Michael Lett is pleased to present Stolen Leopard by Diena Georgetti and Imogen Taylor. Growing out of a two-year discussion between the artists via Instagram, the paintings presented in this exhibition query and reinterpret the history of abstractionism through reinscribing traditional modernist forms.
There is a sense of playfulness in these artworks and a shared sensibility in the handling of paint. Taylor's paintings have been described by the artist as "one-liners". Thigh Gap and Navel Gaze continue conversations in her previous works that allude to the female body. Nokia, Snail Mail and Shit Guitarist have been inspired by memes. Georgetti too references online culture, and the dependence we have on our devices. FABLE seems almost allegorical, PONTI and ZINE connect to print media. These paintings leave accidental paint drops or smudges as a kind of "proof of life".
Diena Georgetti was born in Alice Springs, Australia in 1966. Recent exhibitions include Unfinished Business, Australian Centre for Contemporary Art (ACCA), Melbourne (2018); The Shape of things to come, Buxton Contemporary, Melbourne (2018); Every Brilliant Eye, National Gallery of Victoria (NGV), Melbourne (2017); Call of the Avant-Garde, Heide Museum of Modern Art, Melbourne (2017); Redlands Konica Minolta Art Prize (2017); and New Geometries, Fleisher/Ollman Gallery, Philadelphia, USA (2016).

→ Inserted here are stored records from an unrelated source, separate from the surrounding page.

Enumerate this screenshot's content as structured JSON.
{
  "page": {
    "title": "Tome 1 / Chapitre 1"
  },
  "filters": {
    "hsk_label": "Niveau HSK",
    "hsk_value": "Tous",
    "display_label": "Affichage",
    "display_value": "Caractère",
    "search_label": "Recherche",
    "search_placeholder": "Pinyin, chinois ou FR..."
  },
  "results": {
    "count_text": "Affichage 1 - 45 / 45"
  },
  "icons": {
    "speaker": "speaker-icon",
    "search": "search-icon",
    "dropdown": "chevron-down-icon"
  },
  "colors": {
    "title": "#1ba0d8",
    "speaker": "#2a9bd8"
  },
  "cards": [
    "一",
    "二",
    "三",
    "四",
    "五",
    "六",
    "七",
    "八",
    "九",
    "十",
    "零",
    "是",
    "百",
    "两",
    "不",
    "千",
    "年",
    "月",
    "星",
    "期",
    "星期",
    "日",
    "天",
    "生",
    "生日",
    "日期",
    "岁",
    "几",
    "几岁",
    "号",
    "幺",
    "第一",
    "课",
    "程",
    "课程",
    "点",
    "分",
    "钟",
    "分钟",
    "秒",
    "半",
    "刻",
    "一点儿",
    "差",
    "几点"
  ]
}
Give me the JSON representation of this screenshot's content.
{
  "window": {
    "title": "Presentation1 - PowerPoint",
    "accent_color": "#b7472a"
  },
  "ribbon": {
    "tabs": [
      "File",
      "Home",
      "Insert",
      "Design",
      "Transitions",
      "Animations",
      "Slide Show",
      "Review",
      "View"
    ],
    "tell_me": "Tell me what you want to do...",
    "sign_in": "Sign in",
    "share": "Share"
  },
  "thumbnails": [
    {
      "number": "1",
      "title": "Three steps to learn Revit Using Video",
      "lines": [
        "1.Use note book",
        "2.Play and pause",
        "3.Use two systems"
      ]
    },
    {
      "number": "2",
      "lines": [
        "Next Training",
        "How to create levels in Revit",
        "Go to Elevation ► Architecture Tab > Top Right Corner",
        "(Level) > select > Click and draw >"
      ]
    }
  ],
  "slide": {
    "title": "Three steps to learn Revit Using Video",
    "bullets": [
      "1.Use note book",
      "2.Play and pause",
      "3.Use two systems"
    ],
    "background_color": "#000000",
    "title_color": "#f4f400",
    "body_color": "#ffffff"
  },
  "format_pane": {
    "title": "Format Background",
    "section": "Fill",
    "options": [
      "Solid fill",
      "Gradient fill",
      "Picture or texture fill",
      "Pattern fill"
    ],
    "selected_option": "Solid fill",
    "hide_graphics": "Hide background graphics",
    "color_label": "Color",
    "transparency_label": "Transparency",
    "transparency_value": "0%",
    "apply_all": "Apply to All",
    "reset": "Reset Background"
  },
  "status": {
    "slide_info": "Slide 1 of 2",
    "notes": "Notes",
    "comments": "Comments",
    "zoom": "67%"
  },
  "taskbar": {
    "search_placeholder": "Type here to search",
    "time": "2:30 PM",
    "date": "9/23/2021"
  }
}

Imogen Taylor was born Whangarei, New Zealand in 1985. Taylor studied at the University of Auckland's Elam School of Fine Arts, graduating with a BFA (2007) and a Post-Graduate Diploma of Fine Arts (2010). Her recent exhibitions include Pocket Histories, Te Uru Waitakere Contemporary Gallery, Auckland (2018), Open Air, Still Life, Dunedin Public Art Gallery, Dunedin (2017) and BODY LANGUAGE at Artspace, Auckland (2015). Taylor currently lives and works in Auckland, New Zealand.
Press release courtesy Michael Lett.
The time is ripe to galvanise New Zealand's public to more fully support its visual arts.
From a studio beside Colin McCahon’s former Titirangi home, artist Imogen Taylor contemplates the art world sausage-ocracy, her pretty/ugly work and having a parent in the Act Party. “It’s really har